The book includes a nice chart contrasting the different care approaches. I modified and expanded the chart to create the chart below:

Since our medical providers are trained in only the acute care approach, they tend to view each patient through the lens of the acute care model. This is great for acute care problems, but what about chronic disease?

If the only tool you have is a hammer (acute care) you tend to see every problem as a nail. Far too often, the “hammer” of acute care treatment with powerful drugs and surgeries is used for chronic disease. This is like using a hammer to loosen a delicate Phillips-head screw – not effective and likely to cause more harm than good.

Our body is an amazingly complex, delicate biologic system. With chronic disease, we need sensitive treatment approaches to help shift this delicate system towards balance and Wellness. Using powerful drugs is like trying to use a hammer to kill a fly on a window. The heavy hammer is awkward and likely to miss – and the window pane is likely to suffer more harm than help.

Acute care “hammers”are simply the wrong tool for the job.

Another problem is that we expect our medical doctors to be experts in everything.

Dr. Alex Vasquez, a brilliant lecturer, author, and “triple Doc” – Chiropractic physician degree, Naturopathic Medical degree, and now a Osteopathic Medical Doctor degree – was describing his recent experience at a highly rated medical school as a 4th year medical student. His medical school professor came into the class and stated that, “Diet, nutrition, and lifestyle are profoundly important in health and disease”.

Then silence.

His professor then moved on to the next subject regarding pharmacology (study of drugs). That was the extent of his training regarding diet, lifestyle and nutrition in Medical School.

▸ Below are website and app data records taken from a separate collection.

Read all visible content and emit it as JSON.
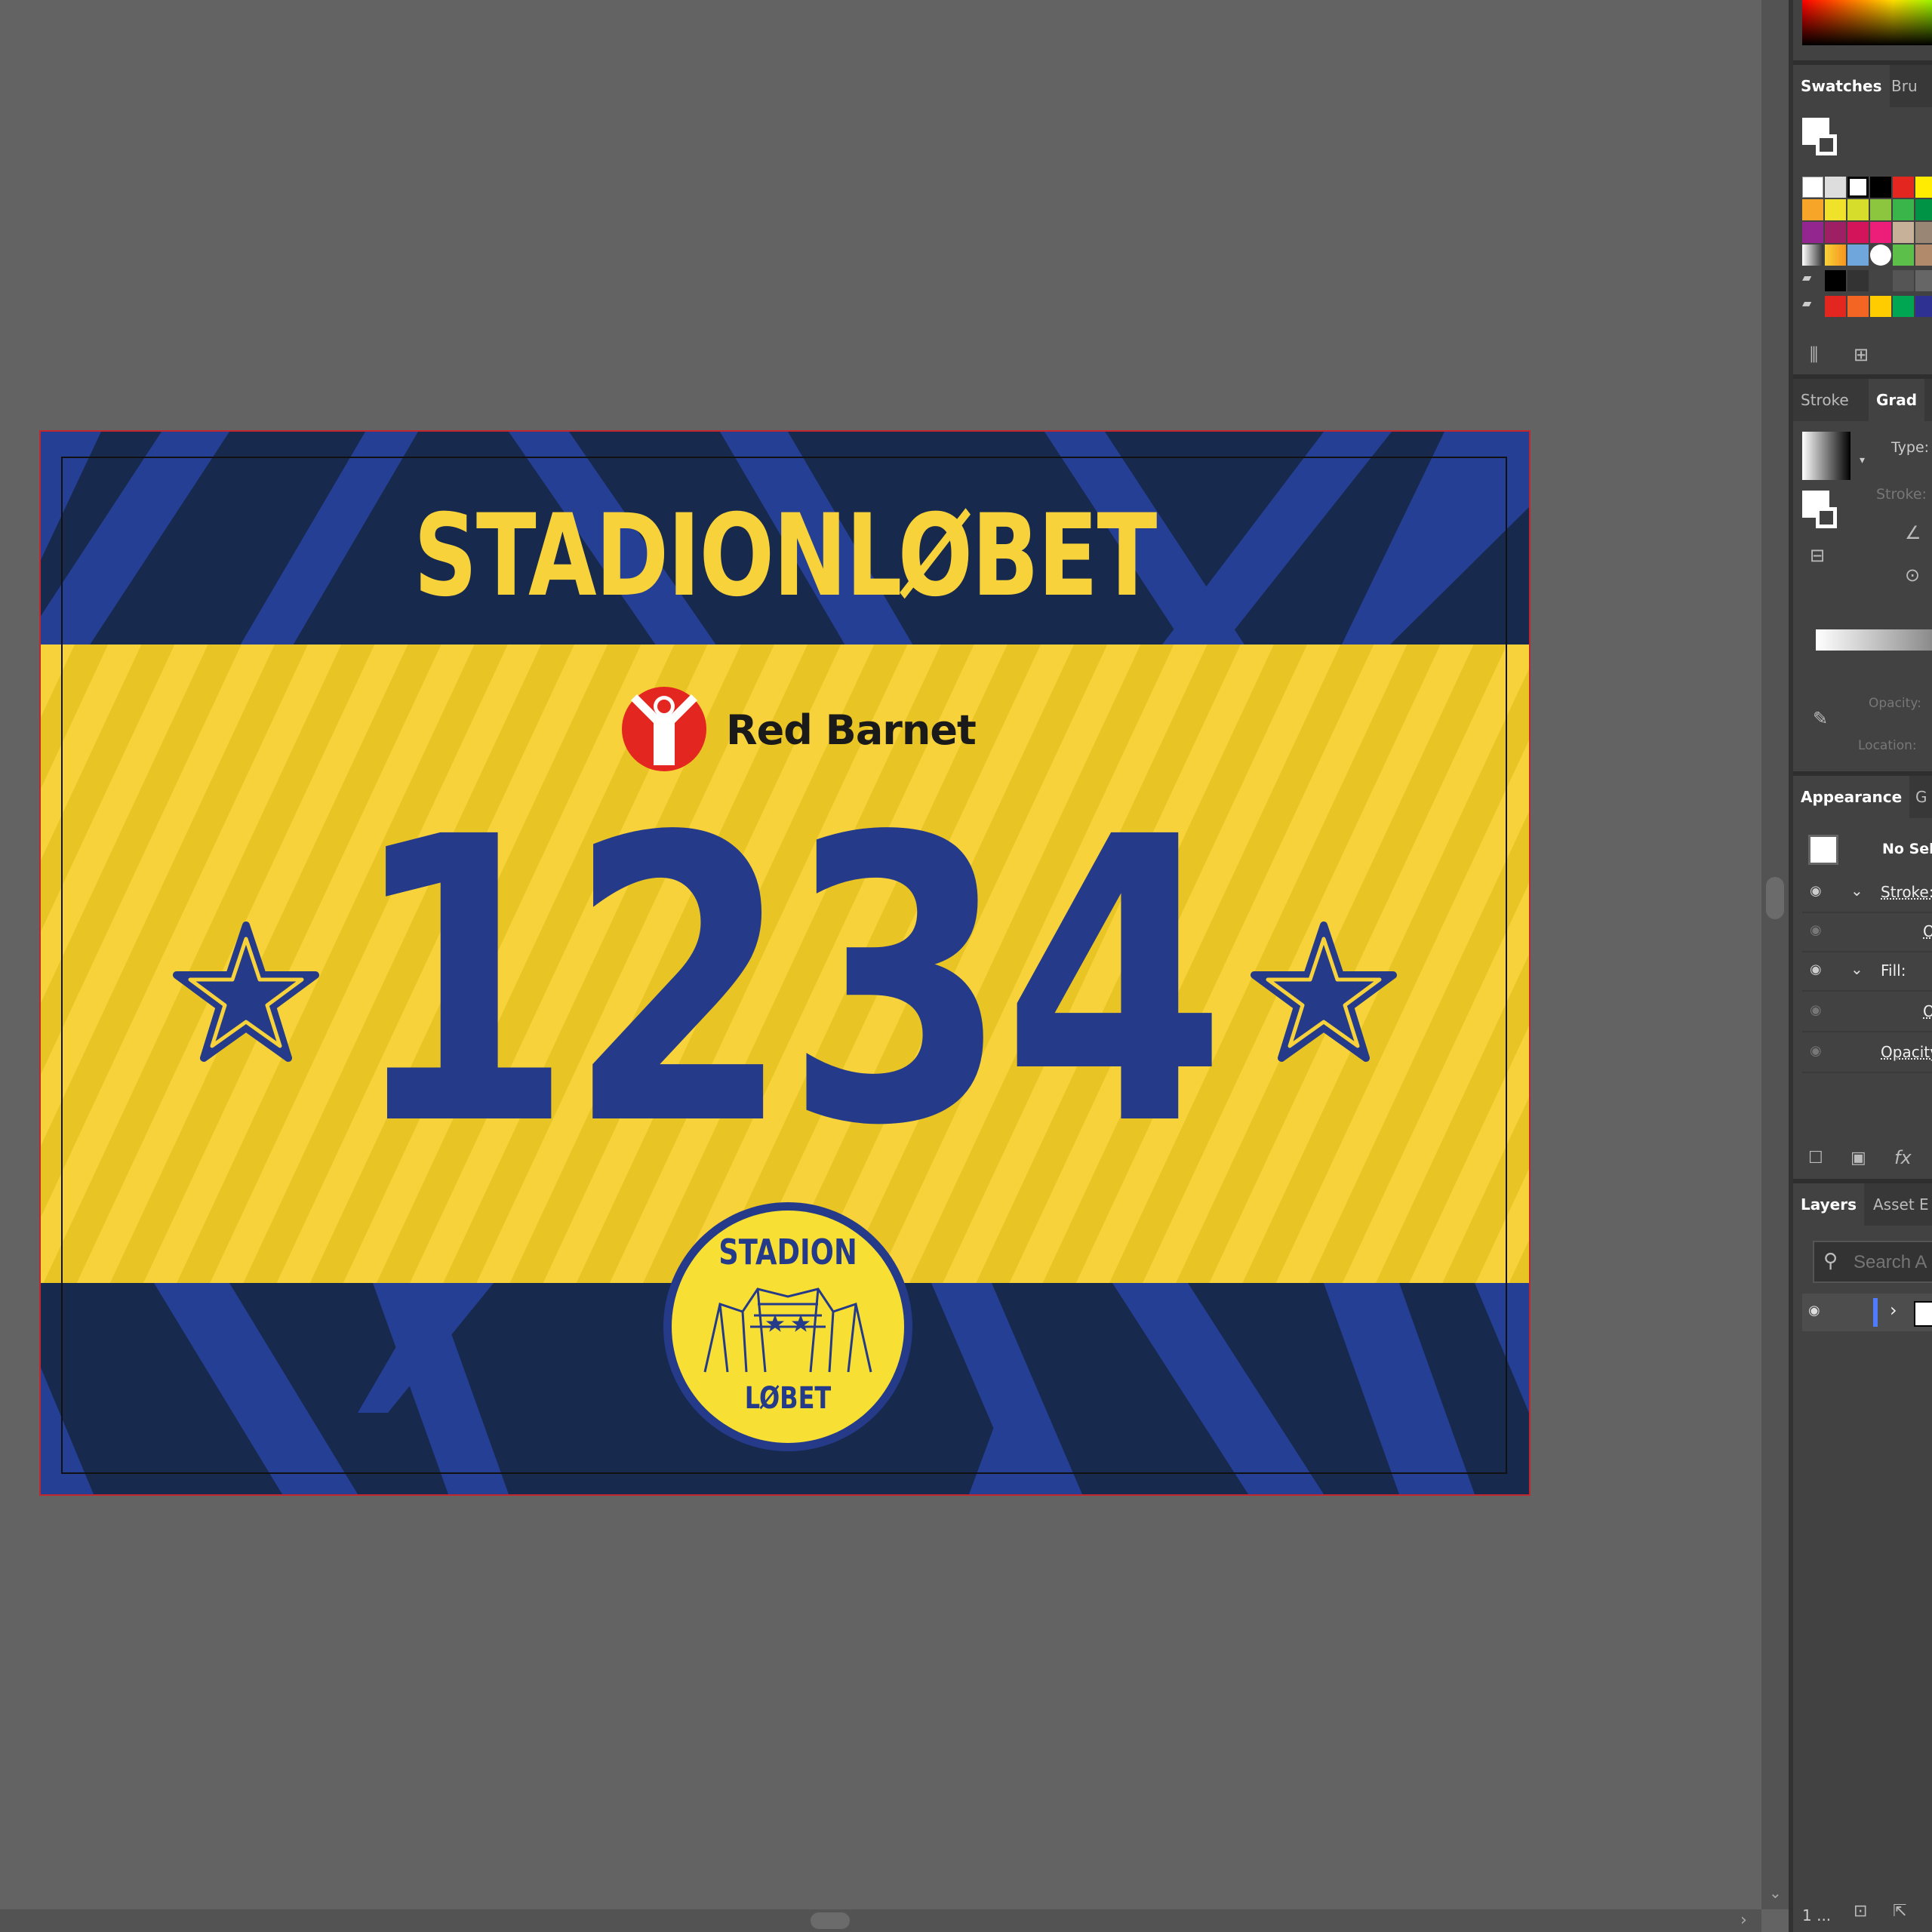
{
  "artboard": {
    "event_title": "STADIONLØBET",
    "sponsor_name": "Red Barnet",
    "bib_number": "1234",
    "badge_top": "STADION",
    "badge_bottom": "LØBET",
    "colors": {
      "navy": "#17294d",
      "blue": "#253f94",
      "yellow": "#f7d23a",
      "yellow_dark": "#e8c424",
      "sponsor_red": "#e3261f"
    }
  },
  "panels": {
    "swatches_tabs": [
      "Swatches",
      "Bru"
    ],
    "gradient_tabs": [
      "Stroke",
      "Grad"
    ],
    "gradient": {
      "type_label": "Type:",
      "stroke_label": "Stroke:",
      "opacity_label": "Opacity:",
      "location_label": "Location:"
    },
    "appearance_tabs": [
      "Appearance",
      "G"
    ],
    "appearance": {
      "selection": "No Sel",
      "rows": [
        {
          "label": "Stroke:"
        },
        {
          "label": "O"
        },
        {
          "label": "Fill:"
        },
        {
          "label": "O"
        },
        {
          "label": "Opacity"
        }
      ]
    },
    "layers_tabs": [
      "Layers",
      "Asset E"
    ],
    "layers": {
      "search_placeholder": "Search A"
    },
    "status": {
      "layer_count": "1 ..."
    }
  }
}
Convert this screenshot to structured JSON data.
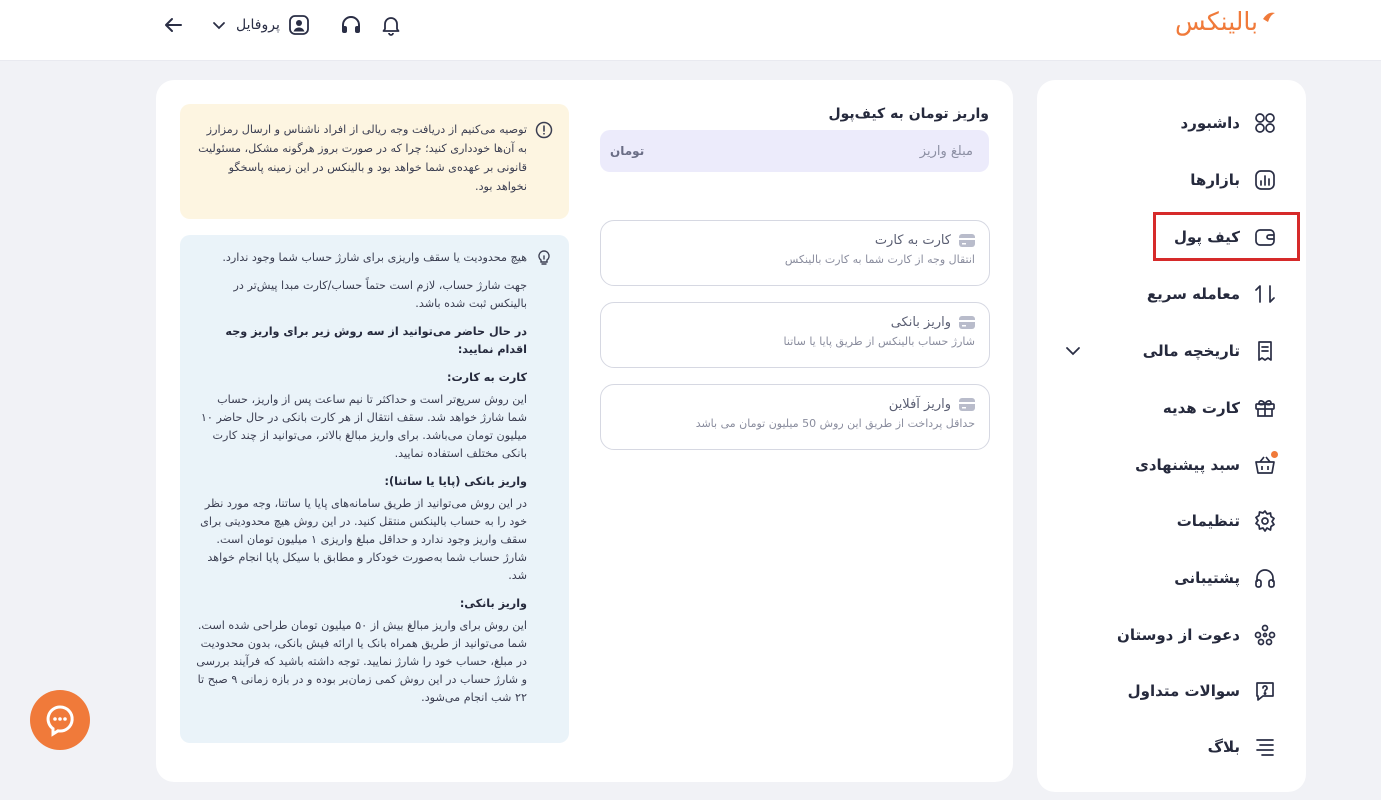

Without exception, my medical physician colleagues tell me they got “zippo, nada, nothing” regarding effective training in diet, nutrition, vitamins, or lifestyle. Expecting our medical physicians to be experts in these areas is unrealistic – they are experts in pharmacology – as we need them to be.

My MD colleagues and friends tell me that they often feel frustrated and ill-equipped for the chronic disease patients they see – they dread it, but are expected by their employers and insurance contracts to write a prescription and move on.

This helps to explain why medical providers sometimes do things that don’t make sense (and harm more than help) for those who struggle with a list of chronic diseases.

With few exceptions, my medical colleagues are highly trained, dedicated, caring professionals who provide the essential acute care when we need it. Asking these medical professionals to treat chronic disease without the needed training or tools isn’t fair to them or to their patients. Would you expect your dentist to do your dental care with gardening tools?

The far too few MD’s who do have training and experience in treating chronic disease have pursued this training on their own – often at great expense and risk of criticism from their peers. I applaud these courageous pioneers who are way ahead of the curve.

Another way to look at it is:

Acute Care Approach

  • One problem
  • One cause
  • One treatment

This is called linear thinking. This approach is limited to acute care problems. The diagram below shows why this works so poorly for chronic care problems: